Meditation for Anxiety
Persistent worrying may to negative thinking and depression. Practicing mindfulness enhances attention and concentration, which helps to reduce anxiety and helps one to take accountability for your physical and mental state. There are many ways to practice mindfulness yoga for anxiety and yoga for depression. The effectiveness of any one exercise will vary based on the circumstances and mental state at the time. Try and experiment with a couple of them until you find the one that works best for your situation.
Connect With Nature
Taking a walk in nature may be a powerful tool to bring oneself back into the present moment. Observe the speed at which you start walking and let your breath follow the rhythmic changes with every step.
Notice the surroundings as you gently move the neck in all directions. The movement in the neck can relieve tension in addition to providing the mind with something to concentrate on.
Five Senses Meditation
Using the practice 5-4-3-2-1, bring all five senses back to the present moment.
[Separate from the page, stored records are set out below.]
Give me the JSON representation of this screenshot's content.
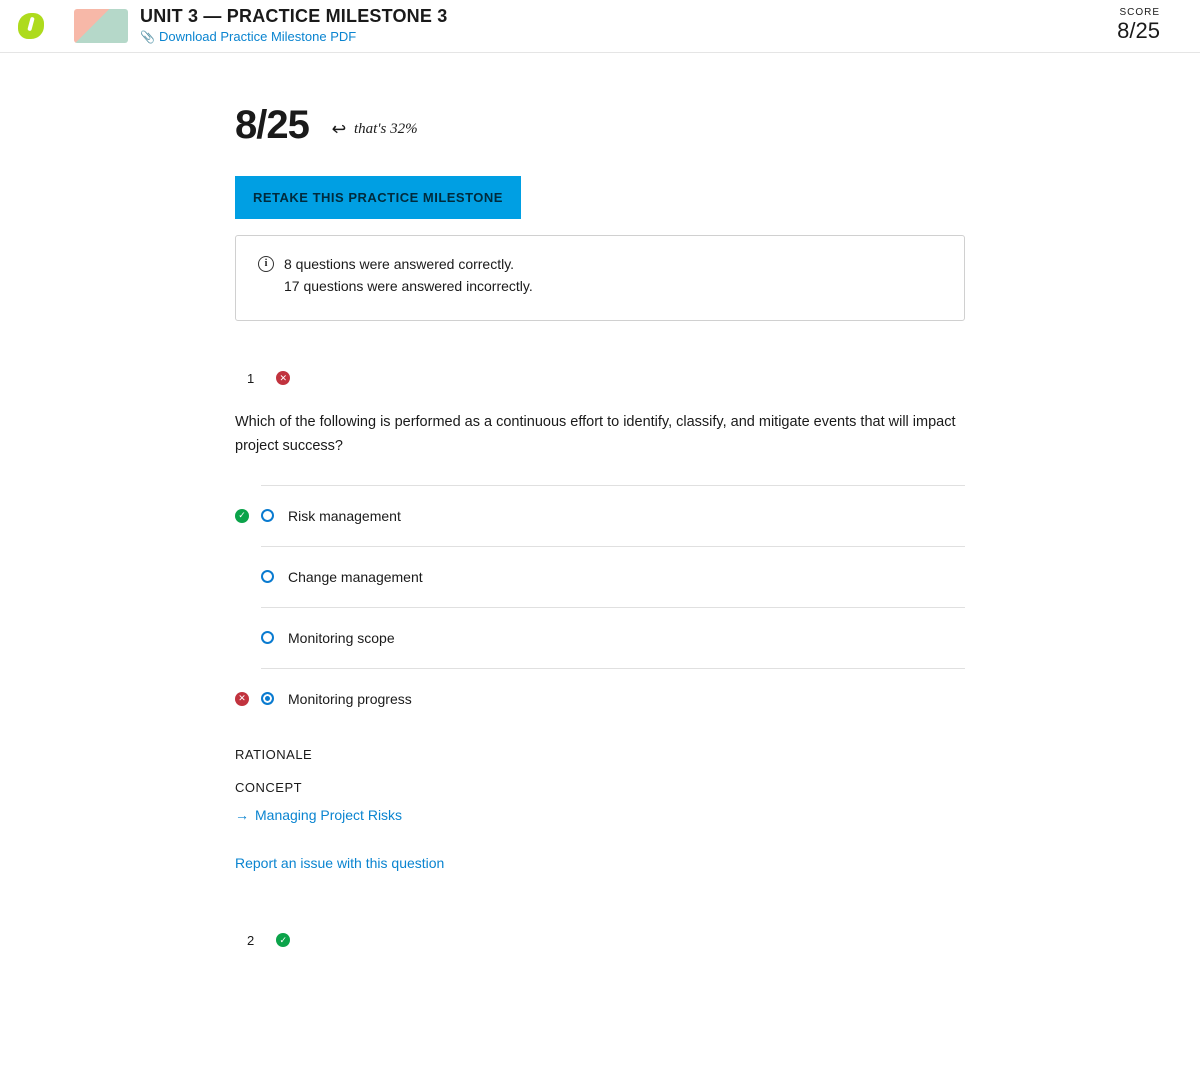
{
  "header": {
    "title": "UNIT 3 — PRACTICE MILESTONE 3",
    "download_label": "Download Practice Milestone PDF",
    "score_label": "SCORE",
    "score_value": "8/25"
  },
  "summary": {
    "big_score": "8/25",
    "percent_note": "that's 32%",
    "retake_label": "RETAKE THIS PRACTICE MILESTONE",
    "correct_line": "8 questions were answered correctly.",
    "incorrect_line": "17 questions were answered incorrectly."
  },
  "questions": [
    {
      "number": "1",
      "status": "wrong",
      "text": "Which of the following is performed as a continuous effort to identify, classify, and mitigate events that will impact project success?",
      "options": [
        {
          "label": "Risk management",
          "marker": "correct",
          "selected": false
        },
        {
          "label": "Change management",
          "marker": null,
          "selected": false
        },
        {
          "label": "Monitoring scope",
          "marker": null,
          "selected": false
        },
        {
          "label": "Monitoring progress",
          "marker": "wrong",
          "selected": true
        }
      ],
      "rationale_label": "RATIONALE",
      "concept_label": "CONCEPT",
      "concept_link": "Managing Project Risks",
      "report_label": "Report an issue with this question"
    },
    {
      "number": "2",
      "status": "correct"
    }
  ]
}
It helps to calm nervous feelings.
- Five objects that are visible to you
- Four objects that you can feel or touch
- Three things you can hear
- Two objects you can smell
- One thing you can taste
Body Scan one of the best yoga practices for stress and anxiety is a type of guided relaxation that reduces the physiological impacts of anxiety. It is also known as Yoga Nidra. Spending a few minutes examining the body parts from head to toe may help to identify stiffness and let go of these sensations to become more adept at managing anxiety. You may also choose to perform some light stretches with respect to the body parts where you feel the tension.
Yoga for anxiety is a practice that enhances the connection between the mind and body, which includes breathing exercises, meditation, and stretching. Gentle stretching and movement promote the production of endorphins, which are natural mood boosters. It also relaxes the nervous system and helps control the body’s stress reaction. However, it is critical to remember that help and support are always available whenever you require it. Consulting a medical professional or getting therapy in case of severity is essential.